As I have slowed my life down to a crawl this summer, and actually enjoyed hanging my laundry out a a leisurely pace, eating cereal for dinner (just once, actually), and playing board games and watching Breaking Bad (anxiety producing in and of itself), I find myself thinking a lot about my upcoming year of chaplaincy.
There are certain places that are more stressful than a hospital for sure, but there is a constant tension at a trauma center. There needs to be quiet for healing, there is frantic activity, there is life-saving going on, there is dying happening. There are unanswered questions, or answers we don't like. There is the question of insurance and paying for treatment. There is always the awkward family stuff that crops up when someone is sick or dying. It is a veritable hotbed of seething anxiety there.

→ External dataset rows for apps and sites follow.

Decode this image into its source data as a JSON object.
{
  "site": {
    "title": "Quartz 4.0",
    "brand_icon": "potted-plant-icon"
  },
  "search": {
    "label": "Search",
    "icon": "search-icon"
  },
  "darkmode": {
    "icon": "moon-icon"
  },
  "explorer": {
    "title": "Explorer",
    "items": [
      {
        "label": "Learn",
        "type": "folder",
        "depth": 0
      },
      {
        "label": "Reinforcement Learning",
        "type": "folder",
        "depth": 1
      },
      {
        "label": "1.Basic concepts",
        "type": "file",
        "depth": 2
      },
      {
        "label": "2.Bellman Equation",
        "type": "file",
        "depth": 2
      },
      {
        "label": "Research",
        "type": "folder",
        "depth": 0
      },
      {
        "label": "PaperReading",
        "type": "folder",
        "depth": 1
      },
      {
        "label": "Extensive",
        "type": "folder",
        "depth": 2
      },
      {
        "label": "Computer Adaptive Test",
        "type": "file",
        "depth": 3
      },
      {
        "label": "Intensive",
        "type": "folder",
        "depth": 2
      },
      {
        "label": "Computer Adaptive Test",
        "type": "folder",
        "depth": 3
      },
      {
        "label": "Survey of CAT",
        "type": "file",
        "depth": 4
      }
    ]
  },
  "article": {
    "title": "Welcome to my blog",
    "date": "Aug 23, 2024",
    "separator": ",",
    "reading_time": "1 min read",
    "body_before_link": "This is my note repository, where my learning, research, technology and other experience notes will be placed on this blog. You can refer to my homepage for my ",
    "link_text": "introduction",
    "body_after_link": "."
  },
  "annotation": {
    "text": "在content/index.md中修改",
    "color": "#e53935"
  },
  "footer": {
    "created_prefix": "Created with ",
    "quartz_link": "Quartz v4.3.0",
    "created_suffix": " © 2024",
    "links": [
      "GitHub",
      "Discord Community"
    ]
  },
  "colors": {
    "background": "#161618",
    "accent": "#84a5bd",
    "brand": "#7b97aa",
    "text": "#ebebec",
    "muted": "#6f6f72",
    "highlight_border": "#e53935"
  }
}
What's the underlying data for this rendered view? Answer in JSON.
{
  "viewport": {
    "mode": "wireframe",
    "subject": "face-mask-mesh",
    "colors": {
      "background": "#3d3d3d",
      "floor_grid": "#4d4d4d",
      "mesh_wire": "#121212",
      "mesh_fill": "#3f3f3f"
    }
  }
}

I once wrote a sermon about clinical pastoral education, and the crux of it is what I learned from my co-chaplain, Joy.
1. Make lots of room.
2. Be curious.
3. Our own emotion is a barometer for what is going on in the room.
4. Stay in the moment.
These are the tools I use every day in managing my newfound anxiety, and trying to put it back where it belongs - as a survival tool that keeps me focused and reasonably safe in an uncertain world.
I mean the reality is that if I did these four things when I wake up, I'd start out my day with compassion instead of anxiety (if I were perfect, which I'm not).
I'd allow lots of room for realizing the dog has to pee and is hungry and feels anxious about that, which is why I feel anxious.
And if I stay in the moment, and am not swept away in a tide of furry need, I can manage the next 20 minutes with patience and joy in their happiness with food, in exploring the weather I see outside my window, in being curious about the hiding coffeepot lid.